--- Dataset records ---
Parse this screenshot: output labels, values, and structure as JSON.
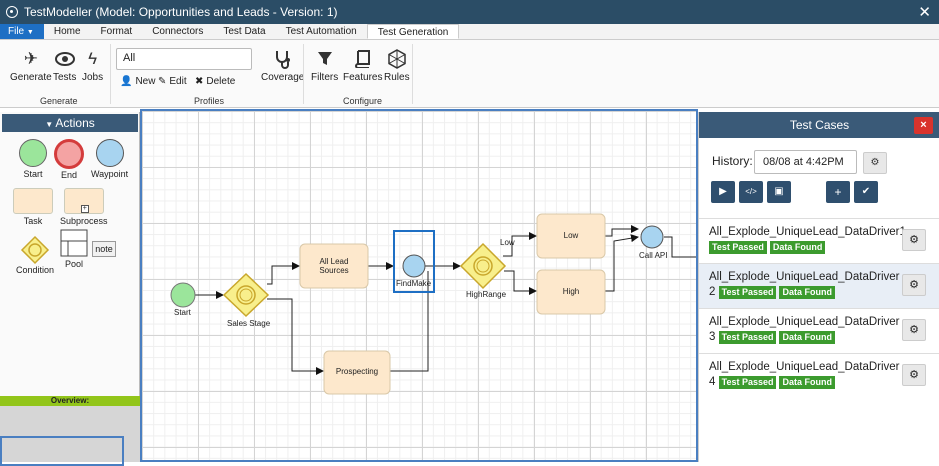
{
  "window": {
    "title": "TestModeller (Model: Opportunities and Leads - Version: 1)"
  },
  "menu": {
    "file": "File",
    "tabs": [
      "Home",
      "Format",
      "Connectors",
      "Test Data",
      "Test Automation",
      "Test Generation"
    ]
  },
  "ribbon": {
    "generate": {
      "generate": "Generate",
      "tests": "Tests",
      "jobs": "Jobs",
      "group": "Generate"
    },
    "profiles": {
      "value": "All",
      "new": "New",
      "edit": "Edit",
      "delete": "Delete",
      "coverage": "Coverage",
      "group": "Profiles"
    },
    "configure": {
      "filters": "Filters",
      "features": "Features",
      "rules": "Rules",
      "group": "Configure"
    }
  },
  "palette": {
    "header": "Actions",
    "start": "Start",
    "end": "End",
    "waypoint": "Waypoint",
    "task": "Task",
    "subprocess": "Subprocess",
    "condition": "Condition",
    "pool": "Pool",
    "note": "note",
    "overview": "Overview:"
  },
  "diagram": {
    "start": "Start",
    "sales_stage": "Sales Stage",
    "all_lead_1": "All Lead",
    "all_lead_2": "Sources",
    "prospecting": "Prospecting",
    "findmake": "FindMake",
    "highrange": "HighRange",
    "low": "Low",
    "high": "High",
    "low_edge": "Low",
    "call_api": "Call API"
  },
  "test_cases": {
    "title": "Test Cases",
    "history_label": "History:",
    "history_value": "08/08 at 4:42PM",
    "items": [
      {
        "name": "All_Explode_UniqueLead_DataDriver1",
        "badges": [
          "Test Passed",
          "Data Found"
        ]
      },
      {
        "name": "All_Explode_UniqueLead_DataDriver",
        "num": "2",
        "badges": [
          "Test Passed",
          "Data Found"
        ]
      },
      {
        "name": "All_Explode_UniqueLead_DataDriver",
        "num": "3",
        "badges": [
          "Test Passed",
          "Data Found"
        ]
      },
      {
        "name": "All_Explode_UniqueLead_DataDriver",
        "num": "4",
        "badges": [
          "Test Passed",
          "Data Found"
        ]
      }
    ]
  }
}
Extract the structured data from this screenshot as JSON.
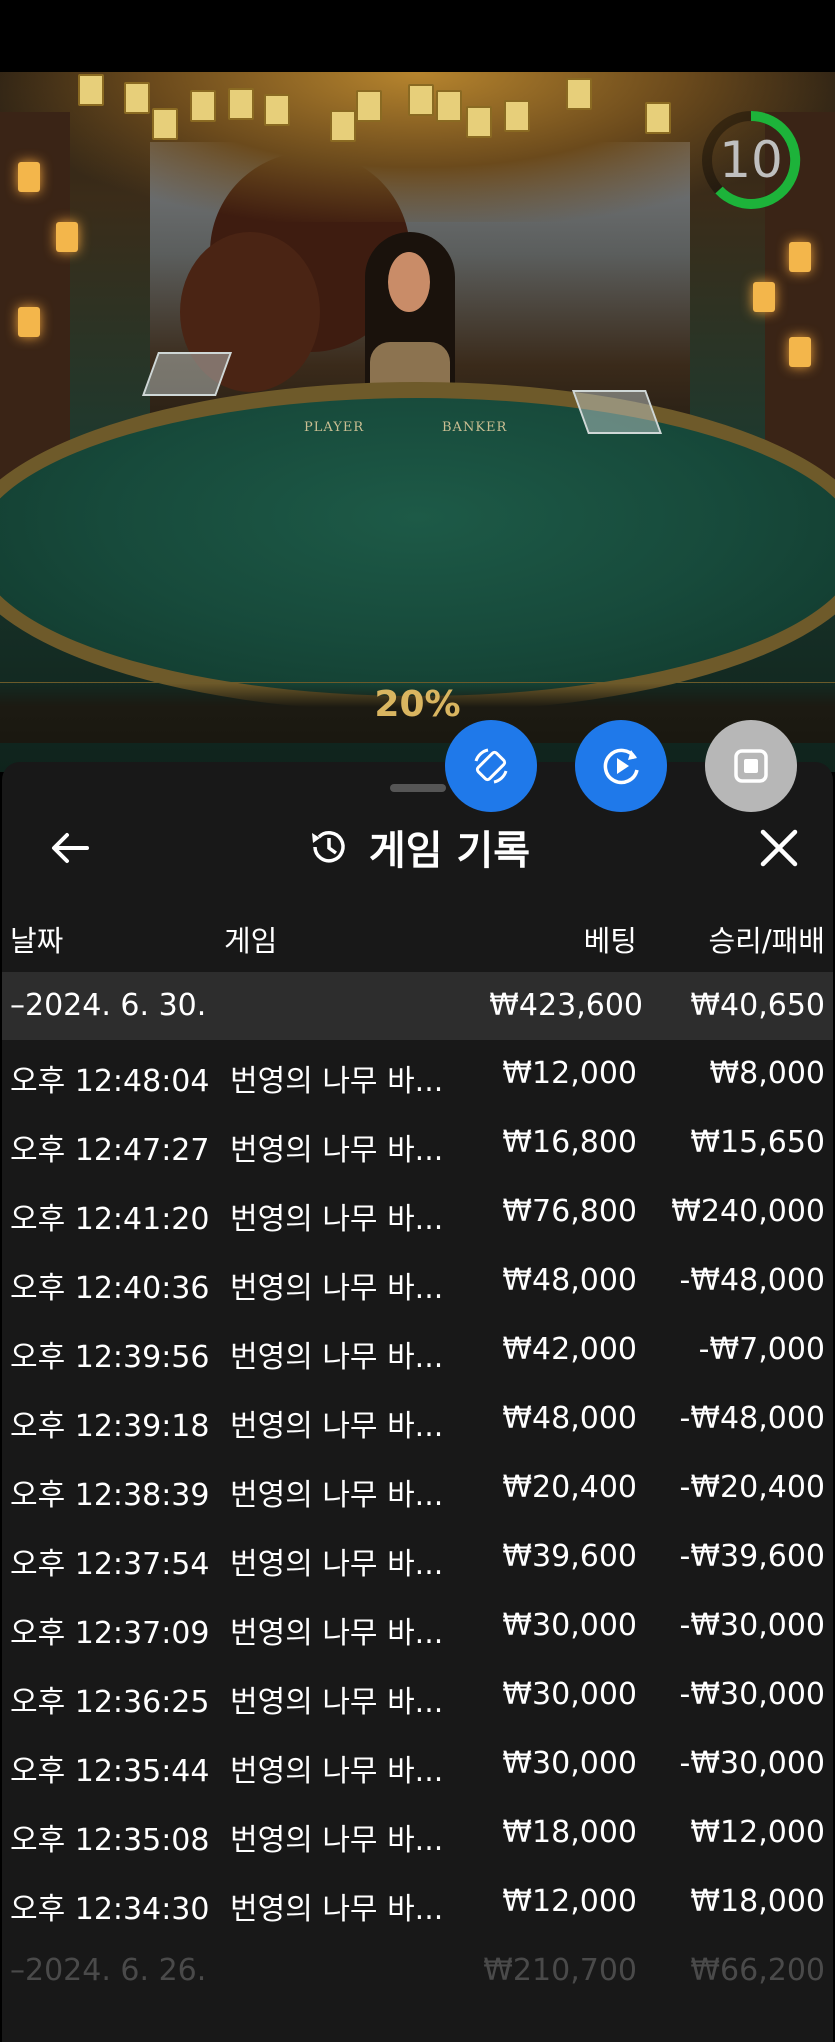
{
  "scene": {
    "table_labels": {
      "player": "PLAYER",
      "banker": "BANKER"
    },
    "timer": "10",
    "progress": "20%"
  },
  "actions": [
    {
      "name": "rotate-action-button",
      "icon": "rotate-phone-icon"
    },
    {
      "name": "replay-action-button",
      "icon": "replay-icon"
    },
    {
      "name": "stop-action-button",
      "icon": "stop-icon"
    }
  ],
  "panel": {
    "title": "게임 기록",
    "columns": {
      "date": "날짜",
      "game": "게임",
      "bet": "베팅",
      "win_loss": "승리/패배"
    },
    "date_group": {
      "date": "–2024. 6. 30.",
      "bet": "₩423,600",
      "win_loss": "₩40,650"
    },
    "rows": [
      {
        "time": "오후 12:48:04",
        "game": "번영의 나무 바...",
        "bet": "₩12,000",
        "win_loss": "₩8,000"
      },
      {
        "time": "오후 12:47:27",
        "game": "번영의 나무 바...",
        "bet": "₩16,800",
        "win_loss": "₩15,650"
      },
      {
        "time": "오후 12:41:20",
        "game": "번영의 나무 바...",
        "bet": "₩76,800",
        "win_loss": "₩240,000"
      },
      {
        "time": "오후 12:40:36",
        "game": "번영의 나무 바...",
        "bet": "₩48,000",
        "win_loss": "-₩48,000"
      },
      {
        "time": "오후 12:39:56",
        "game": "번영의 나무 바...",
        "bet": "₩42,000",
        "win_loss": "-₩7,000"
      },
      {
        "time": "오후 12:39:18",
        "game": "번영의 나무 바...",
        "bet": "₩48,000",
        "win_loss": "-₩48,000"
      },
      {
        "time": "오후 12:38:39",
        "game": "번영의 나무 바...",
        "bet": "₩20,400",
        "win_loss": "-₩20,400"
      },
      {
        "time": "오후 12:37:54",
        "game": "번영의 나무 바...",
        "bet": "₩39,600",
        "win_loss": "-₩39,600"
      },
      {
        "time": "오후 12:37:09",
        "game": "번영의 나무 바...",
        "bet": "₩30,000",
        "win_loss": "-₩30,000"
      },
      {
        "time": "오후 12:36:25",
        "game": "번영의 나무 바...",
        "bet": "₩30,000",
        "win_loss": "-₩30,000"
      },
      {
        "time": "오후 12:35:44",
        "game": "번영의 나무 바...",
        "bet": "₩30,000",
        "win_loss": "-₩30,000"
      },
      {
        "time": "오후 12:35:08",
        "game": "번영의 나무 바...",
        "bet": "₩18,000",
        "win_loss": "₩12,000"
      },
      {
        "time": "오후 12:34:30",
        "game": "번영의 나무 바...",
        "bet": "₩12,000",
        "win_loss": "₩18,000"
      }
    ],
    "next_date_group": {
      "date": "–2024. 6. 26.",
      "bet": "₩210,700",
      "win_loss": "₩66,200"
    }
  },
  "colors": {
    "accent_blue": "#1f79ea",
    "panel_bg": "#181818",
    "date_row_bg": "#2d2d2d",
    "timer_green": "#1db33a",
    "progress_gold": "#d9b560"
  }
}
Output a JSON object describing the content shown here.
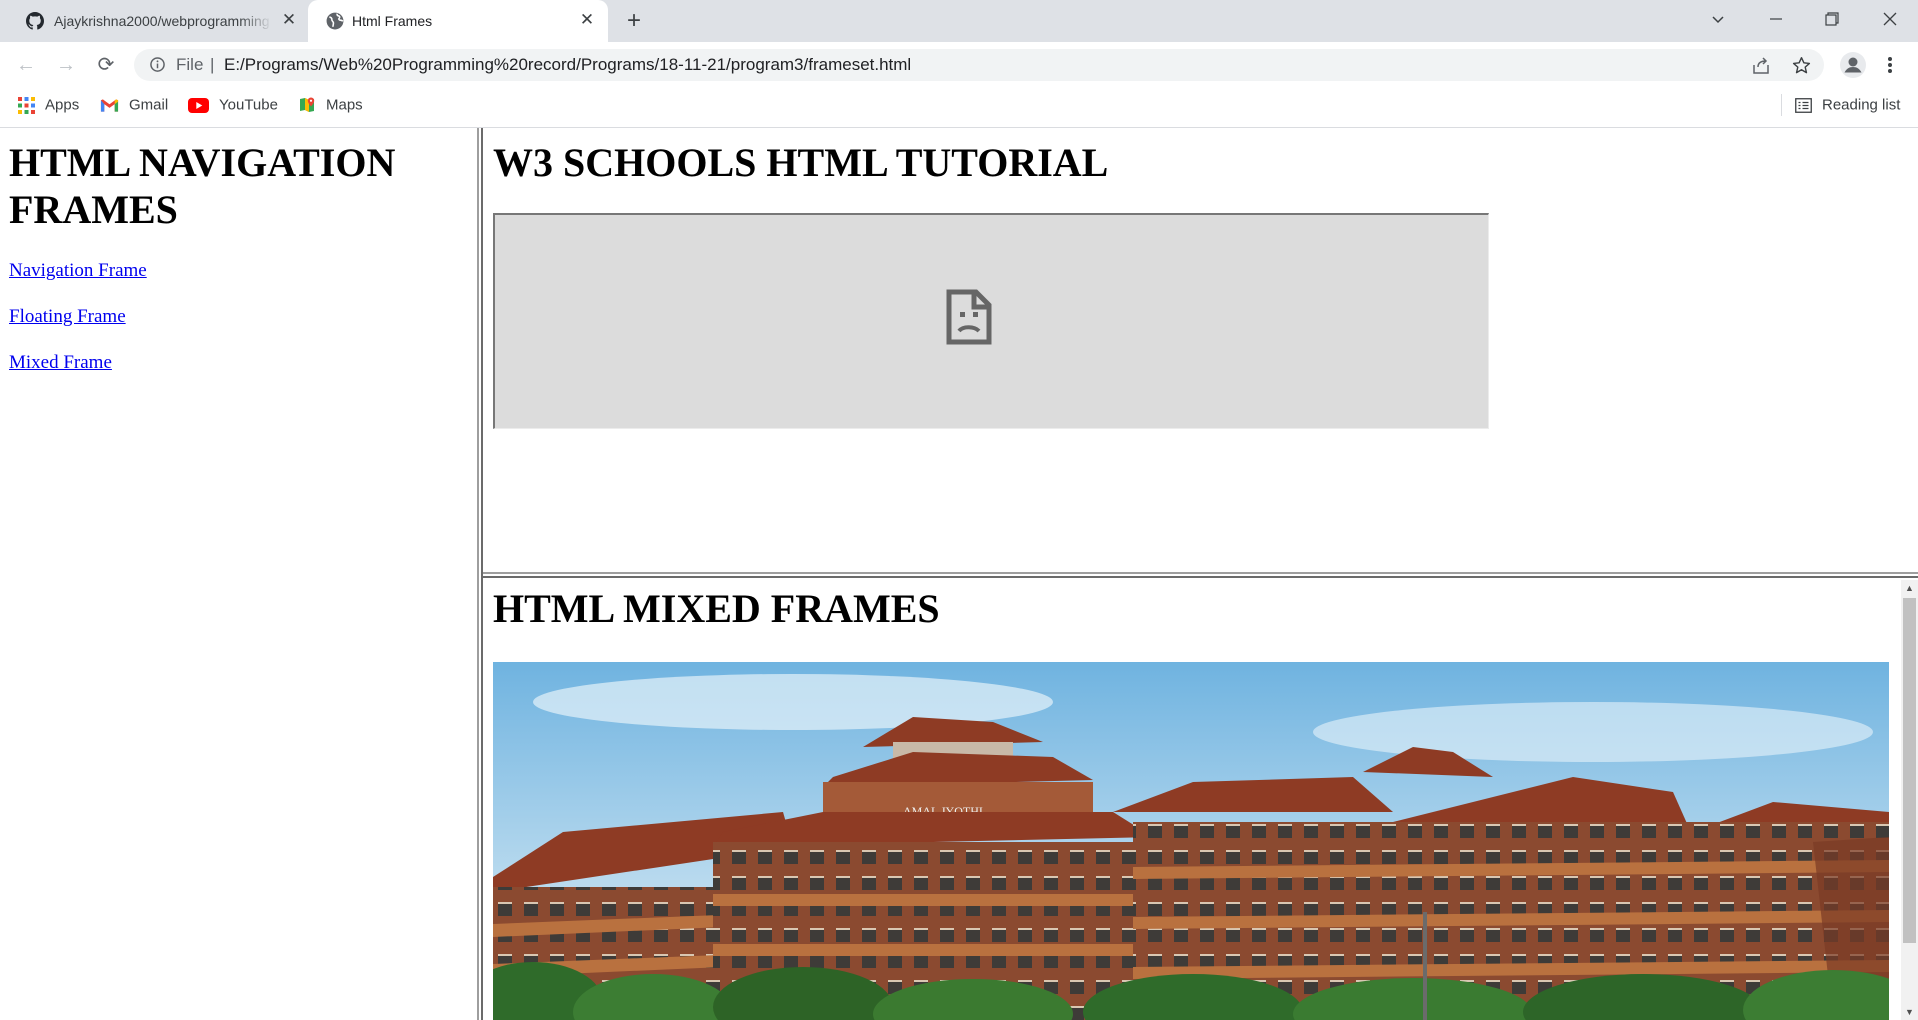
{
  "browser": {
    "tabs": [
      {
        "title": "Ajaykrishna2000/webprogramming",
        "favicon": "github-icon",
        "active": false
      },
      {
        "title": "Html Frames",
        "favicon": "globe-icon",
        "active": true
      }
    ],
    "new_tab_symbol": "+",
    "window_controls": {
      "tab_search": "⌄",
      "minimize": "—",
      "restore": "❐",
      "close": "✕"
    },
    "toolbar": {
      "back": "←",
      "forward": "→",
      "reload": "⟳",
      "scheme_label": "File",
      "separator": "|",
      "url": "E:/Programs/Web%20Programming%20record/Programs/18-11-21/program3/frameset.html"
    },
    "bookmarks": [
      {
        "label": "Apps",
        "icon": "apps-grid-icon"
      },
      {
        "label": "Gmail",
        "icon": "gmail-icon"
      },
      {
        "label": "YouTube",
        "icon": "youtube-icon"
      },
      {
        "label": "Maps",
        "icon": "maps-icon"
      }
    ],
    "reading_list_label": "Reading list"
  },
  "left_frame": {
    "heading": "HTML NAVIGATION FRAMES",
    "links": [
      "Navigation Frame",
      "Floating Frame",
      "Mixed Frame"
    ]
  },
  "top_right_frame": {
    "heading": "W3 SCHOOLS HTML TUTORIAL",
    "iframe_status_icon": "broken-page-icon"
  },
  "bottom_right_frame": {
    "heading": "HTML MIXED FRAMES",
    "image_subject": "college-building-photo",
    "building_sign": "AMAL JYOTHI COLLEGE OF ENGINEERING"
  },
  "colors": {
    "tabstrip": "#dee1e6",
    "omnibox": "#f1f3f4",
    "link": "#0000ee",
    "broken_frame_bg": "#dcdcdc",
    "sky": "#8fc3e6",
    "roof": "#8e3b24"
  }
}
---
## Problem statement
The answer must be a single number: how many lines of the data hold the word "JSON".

## Result of this exercise
3